Work through the records below and tally every line containing "JSON". Reply with the total alone.

* _SUPPLIED RECORDS_:

----

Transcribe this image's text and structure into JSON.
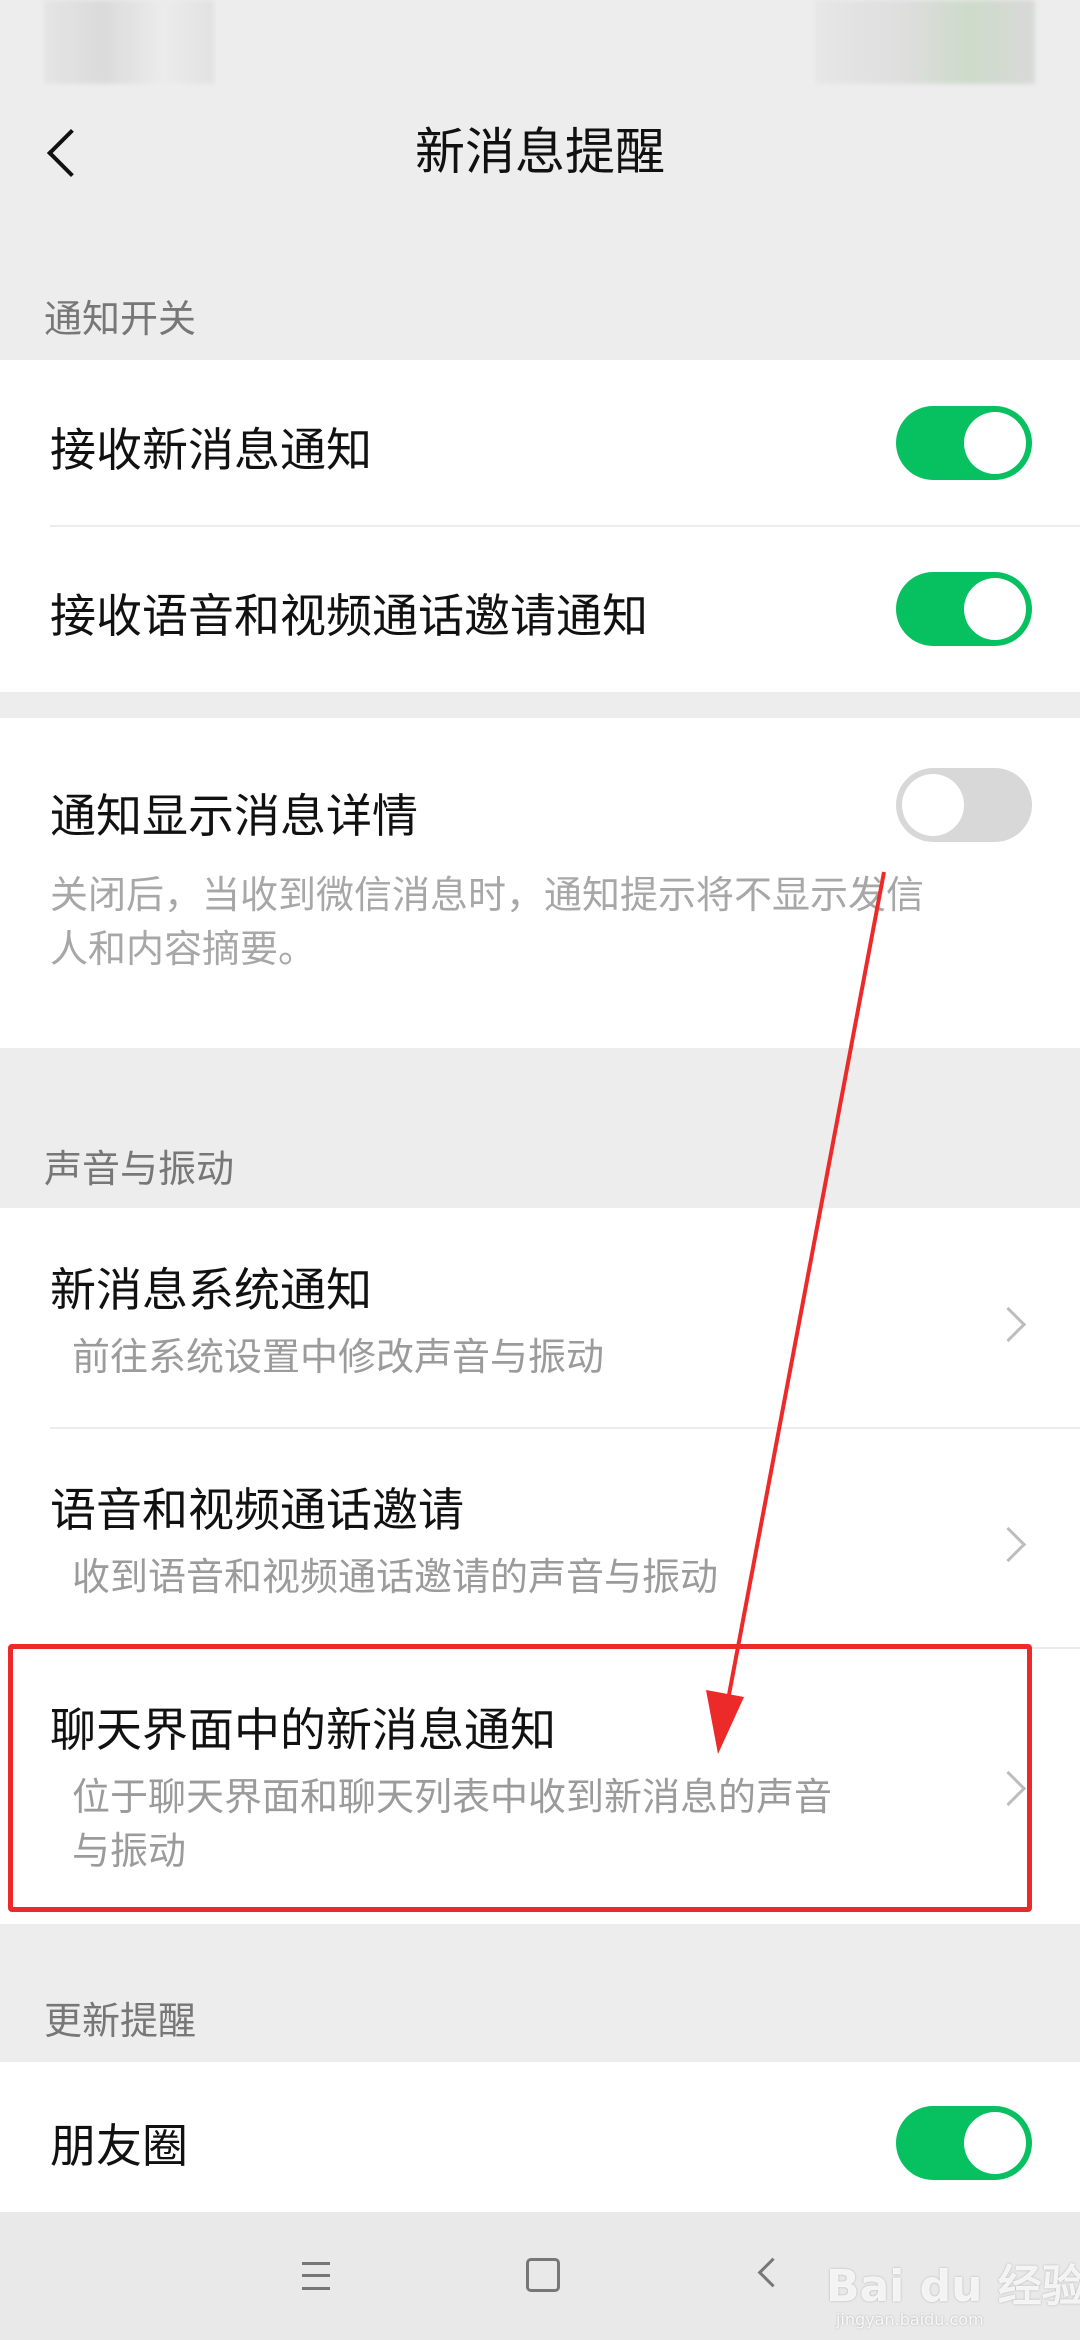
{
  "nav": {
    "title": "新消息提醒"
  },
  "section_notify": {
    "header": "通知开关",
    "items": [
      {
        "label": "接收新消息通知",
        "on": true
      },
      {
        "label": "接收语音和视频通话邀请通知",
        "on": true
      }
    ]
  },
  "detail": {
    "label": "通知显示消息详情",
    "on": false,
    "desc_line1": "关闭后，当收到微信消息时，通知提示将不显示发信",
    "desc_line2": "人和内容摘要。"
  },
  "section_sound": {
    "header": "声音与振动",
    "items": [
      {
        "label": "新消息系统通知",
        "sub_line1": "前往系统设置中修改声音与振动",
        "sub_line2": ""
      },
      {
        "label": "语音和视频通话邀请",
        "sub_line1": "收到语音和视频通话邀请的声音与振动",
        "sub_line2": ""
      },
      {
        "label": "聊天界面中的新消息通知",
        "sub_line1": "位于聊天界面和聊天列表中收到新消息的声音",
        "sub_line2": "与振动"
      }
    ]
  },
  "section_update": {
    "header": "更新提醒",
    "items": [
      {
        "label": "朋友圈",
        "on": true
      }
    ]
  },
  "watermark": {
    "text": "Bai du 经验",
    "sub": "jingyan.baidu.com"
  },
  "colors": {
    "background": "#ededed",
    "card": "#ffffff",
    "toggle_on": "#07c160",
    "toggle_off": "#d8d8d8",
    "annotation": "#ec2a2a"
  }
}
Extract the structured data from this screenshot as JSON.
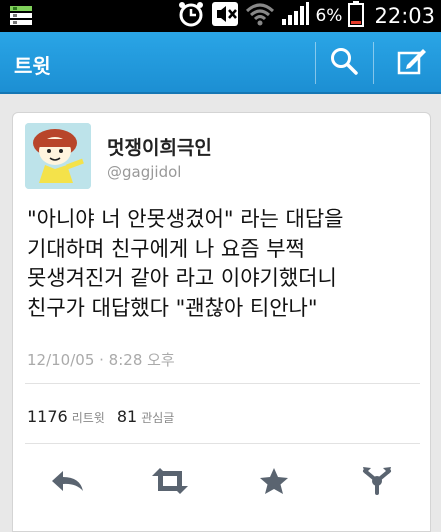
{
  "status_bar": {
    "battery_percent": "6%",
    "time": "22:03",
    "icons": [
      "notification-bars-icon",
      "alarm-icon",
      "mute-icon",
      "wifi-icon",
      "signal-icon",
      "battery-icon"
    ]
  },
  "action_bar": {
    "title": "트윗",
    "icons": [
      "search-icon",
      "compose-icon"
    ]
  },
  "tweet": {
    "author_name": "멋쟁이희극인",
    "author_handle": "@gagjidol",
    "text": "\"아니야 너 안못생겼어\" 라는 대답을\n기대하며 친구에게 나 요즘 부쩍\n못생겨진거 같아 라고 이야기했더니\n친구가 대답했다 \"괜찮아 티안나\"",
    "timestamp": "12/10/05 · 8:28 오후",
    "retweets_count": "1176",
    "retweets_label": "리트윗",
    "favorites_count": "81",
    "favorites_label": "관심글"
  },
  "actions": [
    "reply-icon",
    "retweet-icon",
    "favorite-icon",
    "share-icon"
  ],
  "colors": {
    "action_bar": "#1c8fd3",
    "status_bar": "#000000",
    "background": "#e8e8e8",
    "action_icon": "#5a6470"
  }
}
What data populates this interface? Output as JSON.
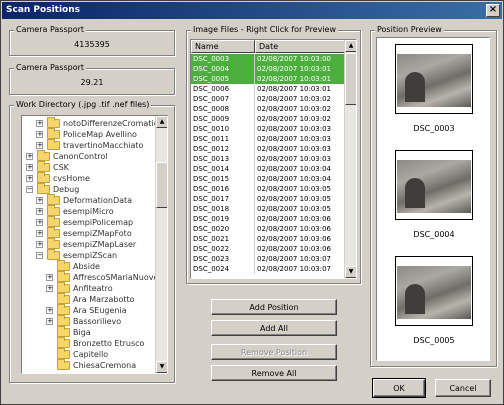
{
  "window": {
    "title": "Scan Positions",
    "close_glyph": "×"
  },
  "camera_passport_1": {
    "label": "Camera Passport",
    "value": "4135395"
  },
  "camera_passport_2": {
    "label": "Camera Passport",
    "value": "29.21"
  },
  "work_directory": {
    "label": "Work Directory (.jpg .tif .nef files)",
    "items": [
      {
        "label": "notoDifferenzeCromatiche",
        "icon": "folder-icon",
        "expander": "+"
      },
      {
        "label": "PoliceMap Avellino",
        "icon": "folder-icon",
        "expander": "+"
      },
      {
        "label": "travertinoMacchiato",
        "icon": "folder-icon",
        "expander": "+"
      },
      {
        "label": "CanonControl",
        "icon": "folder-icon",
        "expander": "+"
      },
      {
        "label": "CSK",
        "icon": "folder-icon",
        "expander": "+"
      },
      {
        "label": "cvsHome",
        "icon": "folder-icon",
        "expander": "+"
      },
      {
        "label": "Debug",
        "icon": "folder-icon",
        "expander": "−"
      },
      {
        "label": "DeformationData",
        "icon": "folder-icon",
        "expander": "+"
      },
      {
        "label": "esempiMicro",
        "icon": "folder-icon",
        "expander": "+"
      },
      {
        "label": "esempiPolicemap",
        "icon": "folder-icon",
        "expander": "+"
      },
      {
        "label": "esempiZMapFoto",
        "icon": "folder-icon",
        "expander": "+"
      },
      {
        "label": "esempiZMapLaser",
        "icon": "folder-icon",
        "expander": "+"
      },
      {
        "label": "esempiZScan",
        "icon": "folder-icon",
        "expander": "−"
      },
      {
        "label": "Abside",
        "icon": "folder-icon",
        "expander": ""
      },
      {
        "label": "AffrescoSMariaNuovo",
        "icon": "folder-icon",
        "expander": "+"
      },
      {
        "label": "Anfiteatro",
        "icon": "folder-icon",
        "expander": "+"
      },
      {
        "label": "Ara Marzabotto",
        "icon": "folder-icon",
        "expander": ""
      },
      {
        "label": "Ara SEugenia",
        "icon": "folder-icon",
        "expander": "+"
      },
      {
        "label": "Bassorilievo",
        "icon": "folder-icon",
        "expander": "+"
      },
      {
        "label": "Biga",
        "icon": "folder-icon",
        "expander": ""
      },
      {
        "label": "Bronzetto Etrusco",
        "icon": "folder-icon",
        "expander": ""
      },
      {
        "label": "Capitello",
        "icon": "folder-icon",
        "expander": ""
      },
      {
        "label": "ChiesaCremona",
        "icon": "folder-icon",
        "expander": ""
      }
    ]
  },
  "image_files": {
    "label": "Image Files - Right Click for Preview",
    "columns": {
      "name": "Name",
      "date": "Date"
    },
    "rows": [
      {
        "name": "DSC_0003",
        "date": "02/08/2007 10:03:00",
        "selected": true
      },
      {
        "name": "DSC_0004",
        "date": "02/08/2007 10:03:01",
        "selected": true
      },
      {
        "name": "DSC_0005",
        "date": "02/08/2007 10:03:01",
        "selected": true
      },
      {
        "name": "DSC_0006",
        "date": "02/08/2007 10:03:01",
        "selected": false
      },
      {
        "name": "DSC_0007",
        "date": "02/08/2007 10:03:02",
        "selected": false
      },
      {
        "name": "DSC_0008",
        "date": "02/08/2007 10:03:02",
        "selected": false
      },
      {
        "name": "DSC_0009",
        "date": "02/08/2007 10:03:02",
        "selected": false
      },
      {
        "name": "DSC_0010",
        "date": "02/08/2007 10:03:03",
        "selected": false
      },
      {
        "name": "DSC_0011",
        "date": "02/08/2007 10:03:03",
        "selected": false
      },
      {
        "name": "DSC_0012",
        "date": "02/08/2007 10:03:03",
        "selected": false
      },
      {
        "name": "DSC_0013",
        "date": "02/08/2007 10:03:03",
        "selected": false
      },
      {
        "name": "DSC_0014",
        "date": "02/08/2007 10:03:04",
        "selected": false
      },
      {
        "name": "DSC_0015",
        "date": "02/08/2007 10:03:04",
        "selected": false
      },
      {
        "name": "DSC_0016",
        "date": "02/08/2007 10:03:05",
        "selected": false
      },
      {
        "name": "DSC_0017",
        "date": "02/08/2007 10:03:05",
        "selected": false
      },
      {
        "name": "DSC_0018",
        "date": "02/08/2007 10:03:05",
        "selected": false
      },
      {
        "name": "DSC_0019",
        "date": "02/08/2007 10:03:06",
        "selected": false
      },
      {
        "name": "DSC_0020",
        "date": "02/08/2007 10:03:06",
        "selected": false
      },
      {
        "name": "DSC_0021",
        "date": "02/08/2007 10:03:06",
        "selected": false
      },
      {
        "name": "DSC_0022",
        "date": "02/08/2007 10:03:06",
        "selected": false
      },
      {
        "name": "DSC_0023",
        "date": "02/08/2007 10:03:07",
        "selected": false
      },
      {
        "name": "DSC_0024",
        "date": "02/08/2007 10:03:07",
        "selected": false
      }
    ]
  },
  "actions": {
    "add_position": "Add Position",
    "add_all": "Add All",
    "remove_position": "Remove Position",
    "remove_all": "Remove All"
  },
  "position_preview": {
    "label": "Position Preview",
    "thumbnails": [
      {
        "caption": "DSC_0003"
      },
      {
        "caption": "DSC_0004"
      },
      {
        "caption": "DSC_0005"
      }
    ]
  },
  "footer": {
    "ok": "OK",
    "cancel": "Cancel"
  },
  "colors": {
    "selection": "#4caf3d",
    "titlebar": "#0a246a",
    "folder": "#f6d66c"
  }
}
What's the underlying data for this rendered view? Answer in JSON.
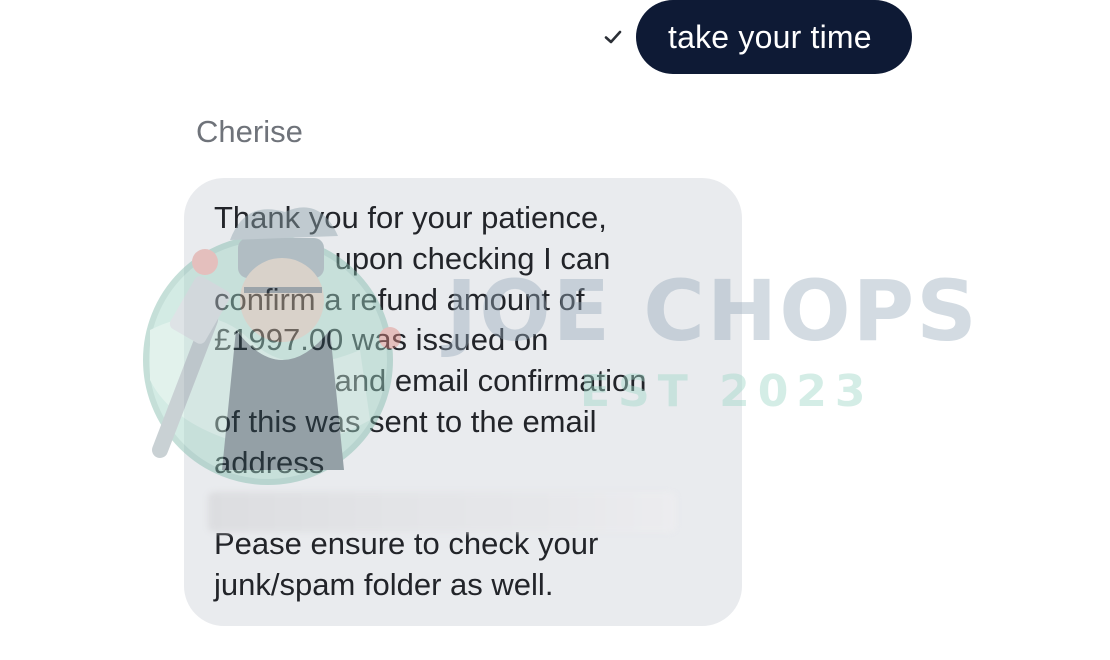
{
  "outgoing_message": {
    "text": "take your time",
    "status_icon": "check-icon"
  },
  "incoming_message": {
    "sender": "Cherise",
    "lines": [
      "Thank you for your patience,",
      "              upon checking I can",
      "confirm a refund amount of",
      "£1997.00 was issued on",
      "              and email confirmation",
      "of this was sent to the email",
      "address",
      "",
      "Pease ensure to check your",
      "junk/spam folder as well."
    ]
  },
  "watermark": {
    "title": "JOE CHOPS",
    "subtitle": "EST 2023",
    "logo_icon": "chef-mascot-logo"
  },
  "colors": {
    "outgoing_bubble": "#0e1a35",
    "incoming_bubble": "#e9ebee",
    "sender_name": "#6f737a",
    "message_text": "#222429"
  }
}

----

* _ANSWER TO THIS EXERCISE_: 4